Start of RECORD SET
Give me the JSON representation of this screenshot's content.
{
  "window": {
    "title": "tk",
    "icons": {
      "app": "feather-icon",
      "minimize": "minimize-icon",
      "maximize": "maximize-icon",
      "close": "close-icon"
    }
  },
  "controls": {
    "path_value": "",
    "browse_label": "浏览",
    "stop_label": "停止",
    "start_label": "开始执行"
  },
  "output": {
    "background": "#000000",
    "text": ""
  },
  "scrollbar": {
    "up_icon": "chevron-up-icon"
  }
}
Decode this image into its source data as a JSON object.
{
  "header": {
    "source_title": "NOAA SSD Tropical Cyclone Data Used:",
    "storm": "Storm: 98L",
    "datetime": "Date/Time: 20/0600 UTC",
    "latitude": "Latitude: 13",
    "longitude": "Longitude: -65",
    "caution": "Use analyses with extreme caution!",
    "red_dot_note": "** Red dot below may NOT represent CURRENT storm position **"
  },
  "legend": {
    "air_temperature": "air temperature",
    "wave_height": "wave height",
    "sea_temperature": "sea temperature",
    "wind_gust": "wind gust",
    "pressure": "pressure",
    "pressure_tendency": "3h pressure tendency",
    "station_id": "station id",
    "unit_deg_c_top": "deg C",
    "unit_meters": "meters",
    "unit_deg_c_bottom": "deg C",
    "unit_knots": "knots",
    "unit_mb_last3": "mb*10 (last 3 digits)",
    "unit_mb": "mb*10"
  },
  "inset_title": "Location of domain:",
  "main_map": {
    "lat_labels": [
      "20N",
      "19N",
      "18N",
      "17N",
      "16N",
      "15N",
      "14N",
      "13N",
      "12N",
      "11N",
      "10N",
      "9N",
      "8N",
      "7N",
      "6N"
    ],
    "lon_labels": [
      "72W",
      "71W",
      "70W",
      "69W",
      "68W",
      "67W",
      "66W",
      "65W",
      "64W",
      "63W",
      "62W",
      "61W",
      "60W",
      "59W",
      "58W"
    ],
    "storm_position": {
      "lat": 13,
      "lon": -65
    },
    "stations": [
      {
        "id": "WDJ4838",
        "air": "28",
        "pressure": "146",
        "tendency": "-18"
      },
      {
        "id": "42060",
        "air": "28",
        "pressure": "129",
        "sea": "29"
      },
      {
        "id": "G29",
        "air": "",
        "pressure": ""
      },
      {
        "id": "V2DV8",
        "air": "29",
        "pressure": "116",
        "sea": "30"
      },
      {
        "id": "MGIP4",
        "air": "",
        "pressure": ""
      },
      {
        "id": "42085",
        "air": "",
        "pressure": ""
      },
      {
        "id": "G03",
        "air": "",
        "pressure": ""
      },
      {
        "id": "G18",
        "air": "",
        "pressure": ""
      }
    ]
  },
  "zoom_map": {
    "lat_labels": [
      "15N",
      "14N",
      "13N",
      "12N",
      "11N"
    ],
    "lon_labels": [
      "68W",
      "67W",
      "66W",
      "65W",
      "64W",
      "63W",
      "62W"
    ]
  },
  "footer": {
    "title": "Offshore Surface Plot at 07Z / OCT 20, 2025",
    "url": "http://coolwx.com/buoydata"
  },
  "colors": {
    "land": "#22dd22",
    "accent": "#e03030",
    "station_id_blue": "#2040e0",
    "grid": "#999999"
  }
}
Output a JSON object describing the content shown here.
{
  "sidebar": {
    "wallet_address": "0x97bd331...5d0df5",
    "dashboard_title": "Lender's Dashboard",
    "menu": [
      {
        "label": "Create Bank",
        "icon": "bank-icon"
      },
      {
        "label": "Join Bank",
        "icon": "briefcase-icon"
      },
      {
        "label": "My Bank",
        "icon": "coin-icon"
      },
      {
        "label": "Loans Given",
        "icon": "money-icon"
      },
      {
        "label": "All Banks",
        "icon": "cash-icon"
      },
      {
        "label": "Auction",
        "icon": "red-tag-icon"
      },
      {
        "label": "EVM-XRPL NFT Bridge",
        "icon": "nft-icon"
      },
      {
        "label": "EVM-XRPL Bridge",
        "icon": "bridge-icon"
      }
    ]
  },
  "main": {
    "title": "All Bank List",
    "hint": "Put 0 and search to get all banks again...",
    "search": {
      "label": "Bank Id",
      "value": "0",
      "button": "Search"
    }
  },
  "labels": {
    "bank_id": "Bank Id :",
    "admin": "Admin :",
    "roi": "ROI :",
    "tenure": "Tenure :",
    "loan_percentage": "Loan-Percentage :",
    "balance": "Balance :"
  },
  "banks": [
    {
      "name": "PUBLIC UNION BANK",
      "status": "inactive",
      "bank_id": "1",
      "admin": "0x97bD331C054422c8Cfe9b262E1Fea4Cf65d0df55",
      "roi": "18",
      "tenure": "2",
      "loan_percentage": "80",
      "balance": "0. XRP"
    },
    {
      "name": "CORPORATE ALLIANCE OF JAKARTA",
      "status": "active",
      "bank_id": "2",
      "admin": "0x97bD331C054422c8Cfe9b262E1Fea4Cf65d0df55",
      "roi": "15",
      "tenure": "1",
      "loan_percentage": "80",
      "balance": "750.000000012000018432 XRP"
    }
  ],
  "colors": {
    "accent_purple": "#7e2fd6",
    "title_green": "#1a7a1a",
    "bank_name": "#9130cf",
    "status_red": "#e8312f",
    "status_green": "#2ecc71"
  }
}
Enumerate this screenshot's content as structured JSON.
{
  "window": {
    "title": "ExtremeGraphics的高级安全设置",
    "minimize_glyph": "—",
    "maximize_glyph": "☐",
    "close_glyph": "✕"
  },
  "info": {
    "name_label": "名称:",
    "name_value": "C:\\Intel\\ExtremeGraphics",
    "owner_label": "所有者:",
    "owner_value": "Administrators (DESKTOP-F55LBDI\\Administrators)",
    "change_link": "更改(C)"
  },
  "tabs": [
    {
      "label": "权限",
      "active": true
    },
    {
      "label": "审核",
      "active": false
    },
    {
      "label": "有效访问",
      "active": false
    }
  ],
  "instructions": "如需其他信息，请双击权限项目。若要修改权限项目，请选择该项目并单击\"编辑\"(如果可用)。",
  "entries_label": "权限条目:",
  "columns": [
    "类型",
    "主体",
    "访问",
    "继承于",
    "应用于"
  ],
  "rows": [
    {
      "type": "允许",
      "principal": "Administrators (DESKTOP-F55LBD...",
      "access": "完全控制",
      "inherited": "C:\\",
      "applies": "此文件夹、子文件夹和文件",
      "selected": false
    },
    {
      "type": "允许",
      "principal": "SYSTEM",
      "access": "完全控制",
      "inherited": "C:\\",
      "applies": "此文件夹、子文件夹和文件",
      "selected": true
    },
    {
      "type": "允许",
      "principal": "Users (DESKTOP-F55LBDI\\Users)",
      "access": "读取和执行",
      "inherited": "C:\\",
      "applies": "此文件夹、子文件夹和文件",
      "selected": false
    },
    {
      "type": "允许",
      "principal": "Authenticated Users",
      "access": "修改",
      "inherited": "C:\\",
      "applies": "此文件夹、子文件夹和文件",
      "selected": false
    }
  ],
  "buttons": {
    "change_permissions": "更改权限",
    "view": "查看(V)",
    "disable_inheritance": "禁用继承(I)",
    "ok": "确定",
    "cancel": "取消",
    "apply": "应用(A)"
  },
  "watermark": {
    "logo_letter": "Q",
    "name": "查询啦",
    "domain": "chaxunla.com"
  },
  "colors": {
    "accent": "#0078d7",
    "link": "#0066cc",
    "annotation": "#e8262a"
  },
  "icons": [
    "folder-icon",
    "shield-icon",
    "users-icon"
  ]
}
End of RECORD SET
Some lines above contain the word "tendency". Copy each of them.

### ANSWER TO THE PROBLEM
    "pressure_tendency": "3h pressure tendency",
        "tendency": "-18"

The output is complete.